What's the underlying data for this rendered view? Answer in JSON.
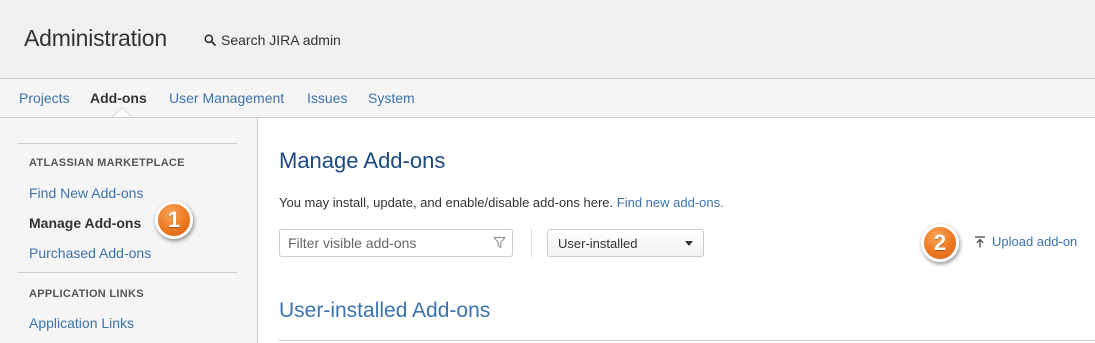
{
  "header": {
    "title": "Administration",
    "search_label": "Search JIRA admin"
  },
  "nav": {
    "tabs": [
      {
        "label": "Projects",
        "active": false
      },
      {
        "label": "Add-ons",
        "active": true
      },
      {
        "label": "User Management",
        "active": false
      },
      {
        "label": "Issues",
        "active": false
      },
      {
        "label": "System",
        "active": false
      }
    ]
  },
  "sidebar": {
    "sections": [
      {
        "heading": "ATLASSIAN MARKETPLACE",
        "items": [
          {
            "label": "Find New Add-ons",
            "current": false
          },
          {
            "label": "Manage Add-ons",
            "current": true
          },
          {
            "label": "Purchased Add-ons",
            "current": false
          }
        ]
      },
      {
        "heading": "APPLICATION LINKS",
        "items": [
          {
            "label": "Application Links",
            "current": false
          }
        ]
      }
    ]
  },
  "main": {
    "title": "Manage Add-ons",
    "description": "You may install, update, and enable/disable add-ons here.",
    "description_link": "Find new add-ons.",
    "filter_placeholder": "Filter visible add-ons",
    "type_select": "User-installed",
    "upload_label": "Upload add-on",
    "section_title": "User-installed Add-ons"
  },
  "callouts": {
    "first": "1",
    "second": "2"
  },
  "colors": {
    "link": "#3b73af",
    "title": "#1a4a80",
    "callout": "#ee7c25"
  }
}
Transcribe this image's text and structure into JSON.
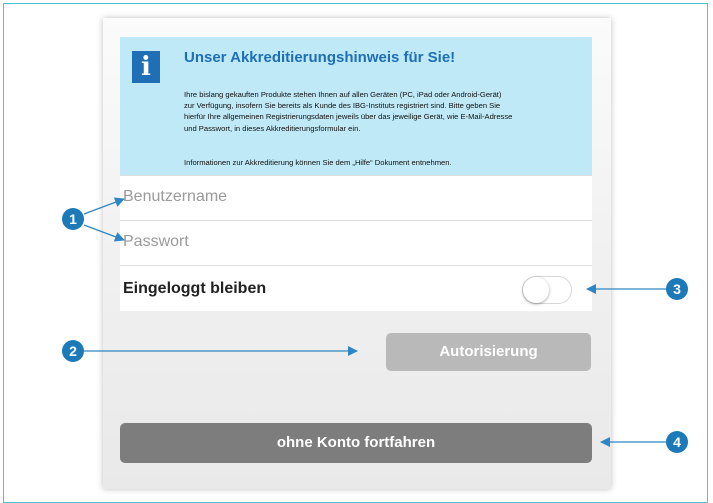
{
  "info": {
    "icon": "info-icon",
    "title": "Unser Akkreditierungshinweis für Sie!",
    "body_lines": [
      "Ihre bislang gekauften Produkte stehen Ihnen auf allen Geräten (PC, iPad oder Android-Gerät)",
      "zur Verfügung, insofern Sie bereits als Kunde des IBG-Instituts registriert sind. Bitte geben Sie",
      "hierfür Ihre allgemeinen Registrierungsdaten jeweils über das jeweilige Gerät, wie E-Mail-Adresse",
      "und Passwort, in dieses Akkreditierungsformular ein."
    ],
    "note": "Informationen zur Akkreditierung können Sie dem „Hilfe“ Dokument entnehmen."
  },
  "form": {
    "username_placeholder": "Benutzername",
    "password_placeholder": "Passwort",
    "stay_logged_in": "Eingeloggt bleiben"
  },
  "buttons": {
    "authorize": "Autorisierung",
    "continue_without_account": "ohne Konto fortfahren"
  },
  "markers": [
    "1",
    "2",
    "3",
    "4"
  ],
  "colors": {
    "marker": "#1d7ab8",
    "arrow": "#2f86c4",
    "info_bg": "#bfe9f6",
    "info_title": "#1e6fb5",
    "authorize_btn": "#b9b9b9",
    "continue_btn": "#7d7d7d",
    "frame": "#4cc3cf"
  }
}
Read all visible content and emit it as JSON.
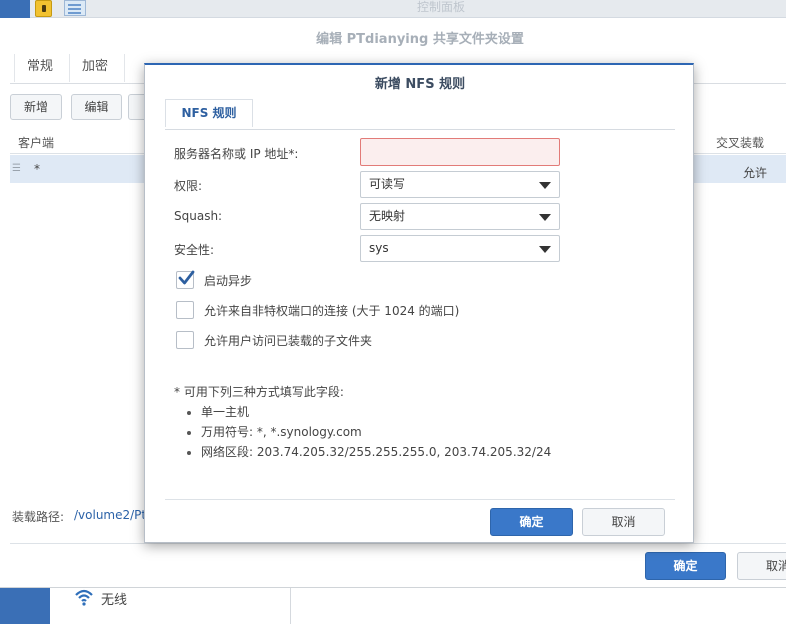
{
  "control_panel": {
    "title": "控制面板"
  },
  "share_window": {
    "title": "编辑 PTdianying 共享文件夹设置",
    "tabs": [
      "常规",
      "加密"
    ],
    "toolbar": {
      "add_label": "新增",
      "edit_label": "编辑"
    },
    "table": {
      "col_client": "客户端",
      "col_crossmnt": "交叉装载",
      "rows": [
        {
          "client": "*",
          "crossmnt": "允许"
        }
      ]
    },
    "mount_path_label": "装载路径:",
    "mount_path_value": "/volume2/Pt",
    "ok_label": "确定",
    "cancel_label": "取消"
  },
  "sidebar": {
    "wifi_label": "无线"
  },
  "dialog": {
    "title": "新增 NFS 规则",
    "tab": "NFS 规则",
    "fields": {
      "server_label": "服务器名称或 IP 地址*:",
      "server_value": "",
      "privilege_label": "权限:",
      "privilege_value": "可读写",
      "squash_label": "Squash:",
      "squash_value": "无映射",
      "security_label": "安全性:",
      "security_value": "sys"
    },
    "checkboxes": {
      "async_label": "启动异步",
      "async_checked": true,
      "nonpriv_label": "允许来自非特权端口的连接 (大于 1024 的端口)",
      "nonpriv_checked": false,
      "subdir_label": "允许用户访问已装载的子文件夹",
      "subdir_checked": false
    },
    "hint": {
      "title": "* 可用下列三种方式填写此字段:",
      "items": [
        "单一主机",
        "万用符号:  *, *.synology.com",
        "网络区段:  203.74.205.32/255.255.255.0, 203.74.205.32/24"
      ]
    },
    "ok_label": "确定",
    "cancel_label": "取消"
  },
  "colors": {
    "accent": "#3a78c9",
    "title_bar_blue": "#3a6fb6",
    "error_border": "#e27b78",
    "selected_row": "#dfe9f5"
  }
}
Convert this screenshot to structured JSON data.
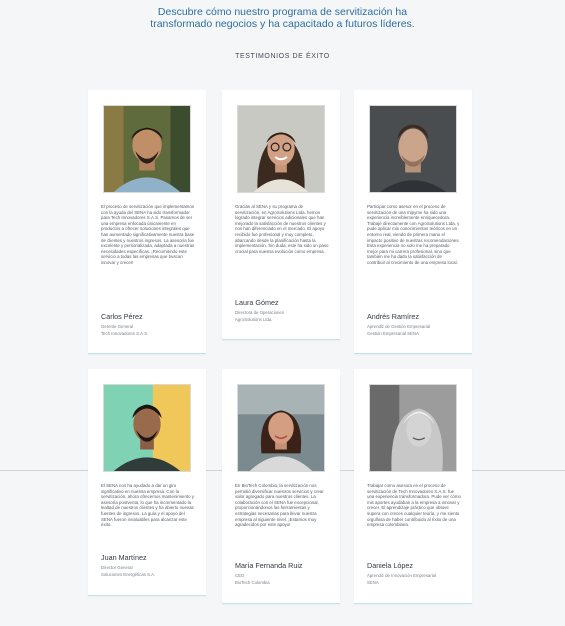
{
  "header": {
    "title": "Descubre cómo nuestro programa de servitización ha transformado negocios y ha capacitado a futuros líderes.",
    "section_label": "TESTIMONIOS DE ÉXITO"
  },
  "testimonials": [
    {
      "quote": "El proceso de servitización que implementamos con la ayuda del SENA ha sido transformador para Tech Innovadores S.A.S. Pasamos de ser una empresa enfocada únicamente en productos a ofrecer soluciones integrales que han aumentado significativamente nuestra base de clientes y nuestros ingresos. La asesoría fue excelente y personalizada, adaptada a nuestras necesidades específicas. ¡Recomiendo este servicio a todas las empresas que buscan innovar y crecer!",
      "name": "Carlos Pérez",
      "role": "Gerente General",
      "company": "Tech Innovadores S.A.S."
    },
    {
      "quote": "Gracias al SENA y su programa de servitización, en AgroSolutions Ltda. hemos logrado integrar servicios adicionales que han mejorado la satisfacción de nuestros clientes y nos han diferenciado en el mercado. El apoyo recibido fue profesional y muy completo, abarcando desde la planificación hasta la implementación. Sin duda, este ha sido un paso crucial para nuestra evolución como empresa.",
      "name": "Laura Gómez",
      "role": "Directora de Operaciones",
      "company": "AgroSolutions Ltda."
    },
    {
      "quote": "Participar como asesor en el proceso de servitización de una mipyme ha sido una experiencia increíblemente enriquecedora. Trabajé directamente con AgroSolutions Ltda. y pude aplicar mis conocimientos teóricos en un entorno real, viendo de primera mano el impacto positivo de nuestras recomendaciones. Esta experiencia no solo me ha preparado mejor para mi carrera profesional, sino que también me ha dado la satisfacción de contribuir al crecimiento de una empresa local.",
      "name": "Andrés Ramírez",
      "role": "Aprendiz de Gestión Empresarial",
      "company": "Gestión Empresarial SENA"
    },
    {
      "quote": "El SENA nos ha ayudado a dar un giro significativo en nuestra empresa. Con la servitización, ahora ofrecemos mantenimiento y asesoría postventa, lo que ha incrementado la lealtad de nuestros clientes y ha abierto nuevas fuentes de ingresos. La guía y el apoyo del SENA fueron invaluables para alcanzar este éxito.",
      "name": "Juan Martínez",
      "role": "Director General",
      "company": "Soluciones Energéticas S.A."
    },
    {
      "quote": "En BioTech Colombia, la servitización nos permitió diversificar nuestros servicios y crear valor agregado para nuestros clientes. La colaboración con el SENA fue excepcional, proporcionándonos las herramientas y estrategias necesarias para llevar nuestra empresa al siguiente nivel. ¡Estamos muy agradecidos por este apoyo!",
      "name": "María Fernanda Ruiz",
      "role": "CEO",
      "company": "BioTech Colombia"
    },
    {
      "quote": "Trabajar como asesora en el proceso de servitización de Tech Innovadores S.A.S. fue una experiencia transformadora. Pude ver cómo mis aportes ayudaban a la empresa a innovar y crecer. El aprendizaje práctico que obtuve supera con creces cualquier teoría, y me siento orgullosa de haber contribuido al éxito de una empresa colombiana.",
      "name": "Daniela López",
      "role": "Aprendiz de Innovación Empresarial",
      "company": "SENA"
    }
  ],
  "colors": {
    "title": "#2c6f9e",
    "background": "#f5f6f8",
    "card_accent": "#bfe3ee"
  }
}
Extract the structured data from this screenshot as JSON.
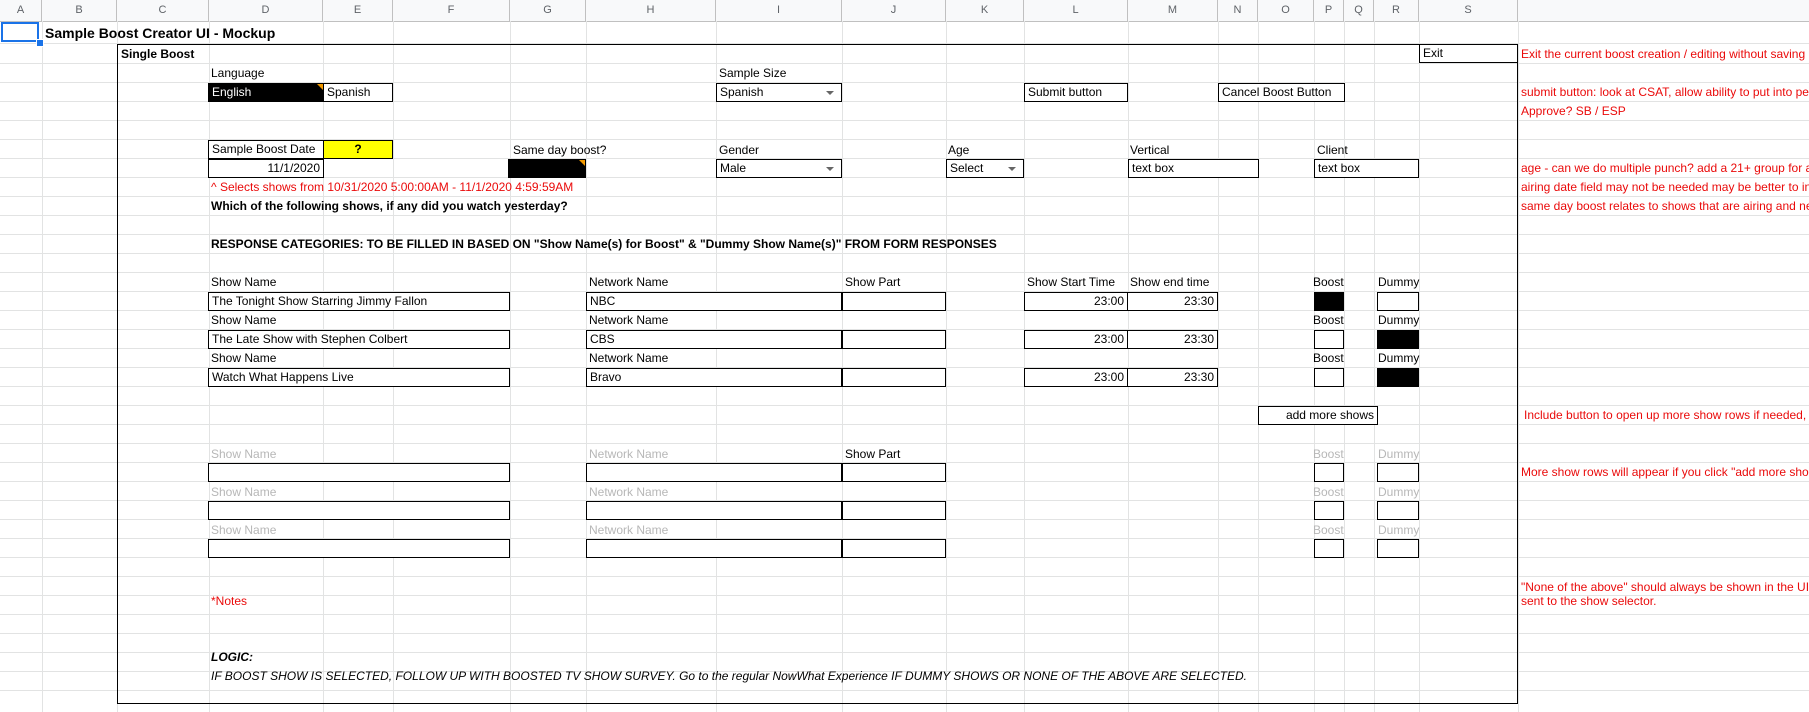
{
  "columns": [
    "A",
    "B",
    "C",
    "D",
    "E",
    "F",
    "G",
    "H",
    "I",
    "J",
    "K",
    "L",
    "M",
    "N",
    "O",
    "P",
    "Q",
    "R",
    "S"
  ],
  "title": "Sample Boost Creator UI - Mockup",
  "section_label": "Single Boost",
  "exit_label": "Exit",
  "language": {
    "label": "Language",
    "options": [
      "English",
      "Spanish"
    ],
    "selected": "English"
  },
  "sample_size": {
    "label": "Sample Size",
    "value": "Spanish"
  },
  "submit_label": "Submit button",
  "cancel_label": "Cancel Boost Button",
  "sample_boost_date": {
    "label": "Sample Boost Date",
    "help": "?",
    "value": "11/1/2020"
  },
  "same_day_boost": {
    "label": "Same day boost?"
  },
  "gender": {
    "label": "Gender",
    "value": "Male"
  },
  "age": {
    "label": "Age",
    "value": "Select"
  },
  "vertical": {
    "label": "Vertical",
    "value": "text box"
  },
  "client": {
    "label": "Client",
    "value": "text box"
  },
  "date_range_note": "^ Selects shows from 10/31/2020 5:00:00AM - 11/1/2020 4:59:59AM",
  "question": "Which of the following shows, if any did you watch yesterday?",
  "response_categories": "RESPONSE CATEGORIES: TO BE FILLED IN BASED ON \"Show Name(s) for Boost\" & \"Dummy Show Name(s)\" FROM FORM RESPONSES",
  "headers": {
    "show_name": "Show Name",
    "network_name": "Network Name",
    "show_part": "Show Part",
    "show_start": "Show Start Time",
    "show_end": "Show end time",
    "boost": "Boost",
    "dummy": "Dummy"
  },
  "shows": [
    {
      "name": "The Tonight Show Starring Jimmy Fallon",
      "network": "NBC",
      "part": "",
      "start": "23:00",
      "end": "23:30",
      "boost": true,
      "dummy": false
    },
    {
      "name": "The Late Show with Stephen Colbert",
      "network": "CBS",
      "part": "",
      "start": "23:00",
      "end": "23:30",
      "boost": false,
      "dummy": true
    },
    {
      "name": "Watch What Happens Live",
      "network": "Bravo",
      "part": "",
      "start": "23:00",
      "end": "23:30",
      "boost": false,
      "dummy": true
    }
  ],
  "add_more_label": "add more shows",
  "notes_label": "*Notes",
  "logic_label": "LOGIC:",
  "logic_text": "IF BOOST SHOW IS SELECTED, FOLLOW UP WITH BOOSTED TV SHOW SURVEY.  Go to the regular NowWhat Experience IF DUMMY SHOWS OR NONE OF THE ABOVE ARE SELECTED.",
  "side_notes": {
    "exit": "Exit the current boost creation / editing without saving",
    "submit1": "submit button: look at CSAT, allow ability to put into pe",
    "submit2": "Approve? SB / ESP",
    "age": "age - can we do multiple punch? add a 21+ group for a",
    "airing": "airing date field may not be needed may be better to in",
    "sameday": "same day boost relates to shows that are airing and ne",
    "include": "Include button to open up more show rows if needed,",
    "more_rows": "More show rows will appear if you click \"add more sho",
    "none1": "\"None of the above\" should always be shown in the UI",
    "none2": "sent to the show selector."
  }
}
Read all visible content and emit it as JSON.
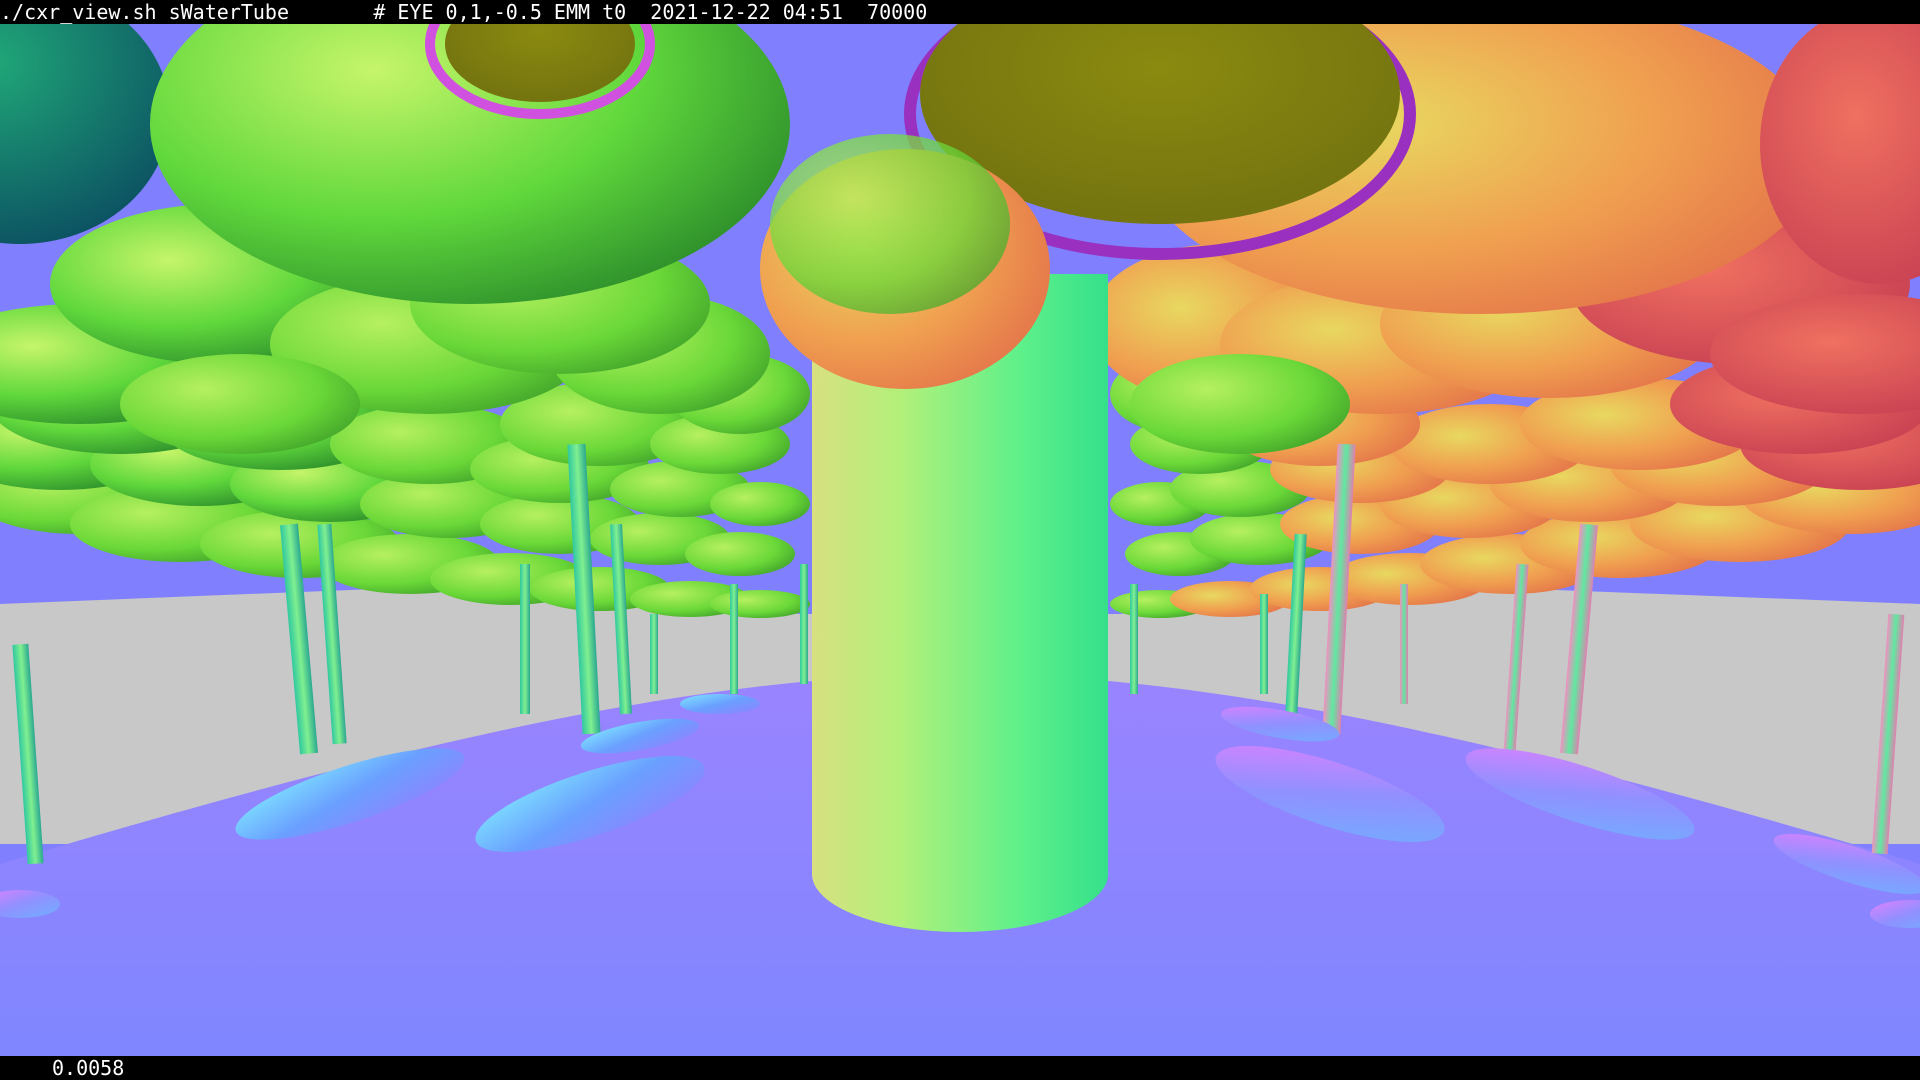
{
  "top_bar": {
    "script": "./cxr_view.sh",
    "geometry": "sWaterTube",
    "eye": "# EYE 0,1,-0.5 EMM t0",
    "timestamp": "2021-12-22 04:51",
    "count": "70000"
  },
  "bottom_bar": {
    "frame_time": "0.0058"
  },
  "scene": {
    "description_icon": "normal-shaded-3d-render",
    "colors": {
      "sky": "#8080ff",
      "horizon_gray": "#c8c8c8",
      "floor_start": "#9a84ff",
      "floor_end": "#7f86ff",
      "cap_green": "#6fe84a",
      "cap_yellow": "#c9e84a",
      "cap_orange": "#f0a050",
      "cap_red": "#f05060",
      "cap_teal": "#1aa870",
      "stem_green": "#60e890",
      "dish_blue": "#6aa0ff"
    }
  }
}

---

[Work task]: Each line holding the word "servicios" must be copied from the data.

[Response box]:
      "quote": "Gracias al SENA y su programa de servitización, en AgroSolutions Ltda. hemos logrado integrar servicios adicionales que han mejorado la satisfacción de nuestros clientes y nos han diferenciado en el mercado. El apoyo recibido fue profesional y muy completo, abarcando desde la planificación hasta la implementación. Sin duda, este ha sido un paso crucial para nuestra evolución como empresa.",
      "quote": "En BioTech Colombia, la servitización nos permitió diversificar nuestros servicios y crear valor agregado para nuestros clientes. La colaboración con el SENA fue excepcional, proporcionándonos las herramientas y estrategias necesarias para llevar nuestra empresa al siguiente nivel. ¡Estamos muy agradecidos por este apoyo!",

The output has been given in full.